What is needed:
A line belongs in the answer if it contains "yiPeceZco"; copy every such line from the entries below.
--- Task input ---
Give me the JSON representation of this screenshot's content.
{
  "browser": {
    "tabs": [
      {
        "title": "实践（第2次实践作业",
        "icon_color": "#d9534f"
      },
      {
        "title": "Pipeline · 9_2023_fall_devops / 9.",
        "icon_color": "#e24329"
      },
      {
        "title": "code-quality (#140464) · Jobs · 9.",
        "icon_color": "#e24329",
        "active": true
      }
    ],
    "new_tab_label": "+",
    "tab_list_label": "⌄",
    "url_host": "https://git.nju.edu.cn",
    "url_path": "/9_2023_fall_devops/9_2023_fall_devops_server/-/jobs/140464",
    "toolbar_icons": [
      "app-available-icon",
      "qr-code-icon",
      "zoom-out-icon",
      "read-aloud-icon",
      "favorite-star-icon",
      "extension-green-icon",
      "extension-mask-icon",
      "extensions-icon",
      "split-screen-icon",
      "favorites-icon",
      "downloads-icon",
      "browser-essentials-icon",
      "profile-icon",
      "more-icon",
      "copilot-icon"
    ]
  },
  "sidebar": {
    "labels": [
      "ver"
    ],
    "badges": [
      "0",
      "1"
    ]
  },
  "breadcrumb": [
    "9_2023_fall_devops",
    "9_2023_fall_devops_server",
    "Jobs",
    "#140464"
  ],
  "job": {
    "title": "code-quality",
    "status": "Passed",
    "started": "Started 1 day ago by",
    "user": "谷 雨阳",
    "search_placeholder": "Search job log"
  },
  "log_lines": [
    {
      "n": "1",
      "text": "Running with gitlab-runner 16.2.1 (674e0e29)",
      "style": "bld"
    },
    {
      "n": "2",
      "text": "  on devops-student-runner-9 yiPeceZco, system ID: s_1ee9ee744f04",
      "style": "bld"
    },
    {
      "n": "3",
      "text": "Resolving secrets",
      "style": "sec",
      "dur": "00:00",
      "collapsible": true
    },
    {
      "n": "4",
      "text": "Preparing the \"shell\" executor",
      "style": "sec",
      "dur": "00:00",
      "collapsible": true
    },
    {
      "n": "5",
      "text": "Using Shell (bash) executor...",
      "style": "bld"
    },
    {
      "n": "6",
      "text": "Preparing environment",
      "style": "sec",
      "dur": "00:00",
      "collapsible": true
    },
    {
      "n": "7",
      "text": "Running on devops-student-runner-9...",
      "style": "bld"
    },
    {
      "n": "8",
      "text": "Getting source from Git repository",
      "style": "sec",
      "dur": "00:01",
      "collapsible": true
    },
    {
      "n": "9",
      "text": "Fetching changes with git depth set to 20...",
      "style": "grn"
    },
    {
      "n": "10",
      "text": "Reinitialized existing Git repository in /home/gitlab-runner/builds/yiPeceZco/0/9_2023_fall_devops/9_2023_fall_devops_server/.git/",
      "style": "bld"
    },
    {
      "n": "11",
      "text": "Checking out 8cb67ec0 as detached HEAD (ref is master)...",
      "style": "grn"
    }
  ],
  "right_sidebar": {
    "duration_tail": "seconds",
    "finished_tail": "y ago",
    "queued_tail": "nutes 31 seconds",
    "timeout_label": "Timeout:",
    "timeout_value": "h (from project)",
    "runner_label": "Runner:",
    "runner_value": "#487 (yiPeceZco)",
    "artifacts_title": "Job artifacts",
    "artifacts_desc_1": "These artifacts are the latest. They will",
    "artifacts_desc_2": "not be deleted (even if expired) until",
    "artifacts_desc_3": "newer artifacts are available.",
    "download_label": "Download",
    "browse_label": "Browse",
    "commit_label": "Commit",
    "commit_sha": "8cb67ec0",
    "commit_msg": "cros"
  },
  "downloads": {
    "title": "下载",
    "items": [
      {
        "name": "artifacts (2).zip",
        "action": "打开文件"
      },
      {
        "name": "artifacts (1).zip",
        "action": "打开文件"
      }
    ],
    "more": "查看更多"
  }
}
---
Expected answer:
      "text": "  on devops-student-runner-9 yiPeceZco, system ID: s_1ee9ee744f04",
      "text": "Reinitialized existing Git repository in /home/gitlab-runner/builds/yiPeceZco/0/9_2023_fall_devops/9_2023_fall_devops_server/.git/",
    "runner_value": "#487 (yiPeceZco)",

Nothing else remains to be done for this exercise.